COVA Operator K12 Inc. Settles Investor Suit
A year-long court battle between K12 Inc., operator of Colorado Virtual Academy, and shareholders is coming to an end.
On Monday, shareholders of the for-profit virtual school management company agreed to voluntarily dismiss a class action lawsuit, which was filed after the New York Times wrote about high student teacher ratios and other issues at some schools managed by K12 Inc.
The allegations dismissed from the court case pertain to excessive or burdensome student-to-teacher ratios; improper grading and attendance policies; failure of special education programs to meet government standards and three other areas.
The lawsuit dealt specifically with the time period September 9, 2009 to December 16, 2011. Since that time, KUNC has written about teacher understaffing concerns at K12 Inc.-managed COVA in March 2012. An audit in April and May of 2012 found that Colorado Virtual Academy was out of compliance with the Individuals with Disabilities Act.

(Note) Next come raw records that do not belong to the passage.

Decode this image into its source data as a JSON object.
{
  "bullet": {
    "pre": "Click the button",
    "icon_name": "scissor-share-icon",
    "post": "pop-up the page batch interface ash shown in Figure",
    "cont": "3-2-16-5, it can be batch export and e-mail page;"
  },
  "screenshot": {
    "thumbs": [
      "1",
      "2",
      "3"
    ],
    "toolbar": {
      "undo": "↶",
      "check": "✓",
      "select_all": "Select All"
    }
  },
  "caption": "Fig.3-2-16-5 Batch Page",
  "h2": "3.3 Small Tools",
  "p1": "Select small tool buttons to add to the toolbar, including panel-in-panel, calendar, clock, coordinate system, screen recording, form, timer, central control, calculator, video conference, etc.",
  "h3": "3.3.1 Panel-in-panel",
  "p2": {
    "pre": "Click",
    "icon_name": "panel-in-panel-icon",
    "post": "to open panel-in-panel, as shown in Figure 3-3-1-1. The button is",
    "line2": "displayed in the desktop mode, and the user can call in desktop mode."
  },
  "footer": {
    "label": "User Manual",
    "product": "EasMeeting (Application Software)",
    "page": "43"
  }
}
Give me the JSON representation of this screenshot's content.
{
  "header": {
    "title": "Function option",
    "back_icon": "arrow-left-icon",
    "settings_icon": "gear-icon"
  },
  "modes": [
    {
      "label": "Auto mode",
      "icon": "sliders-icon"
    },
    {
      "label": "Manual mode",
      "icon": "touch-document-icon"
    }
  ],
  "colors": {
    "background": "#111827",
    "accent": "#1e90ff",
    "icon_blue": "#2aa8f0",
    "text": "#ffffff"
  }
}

According to a press release from K12 Inc. there is a proposed settlement agreement of $6.75 million for remaining claims that deal with disclosure of student enrollment and retention data at K12 Inc.-managed schools. Officials at the company deny all the claims and charges of wrongdoing.
Colorado Virtual Academy, which is struggling to improve low student test scores, received a one-year charter extension from authorizer Adams 12 Five Star in February. COVA is using the year to make academic improvements and find a new charter authorizer.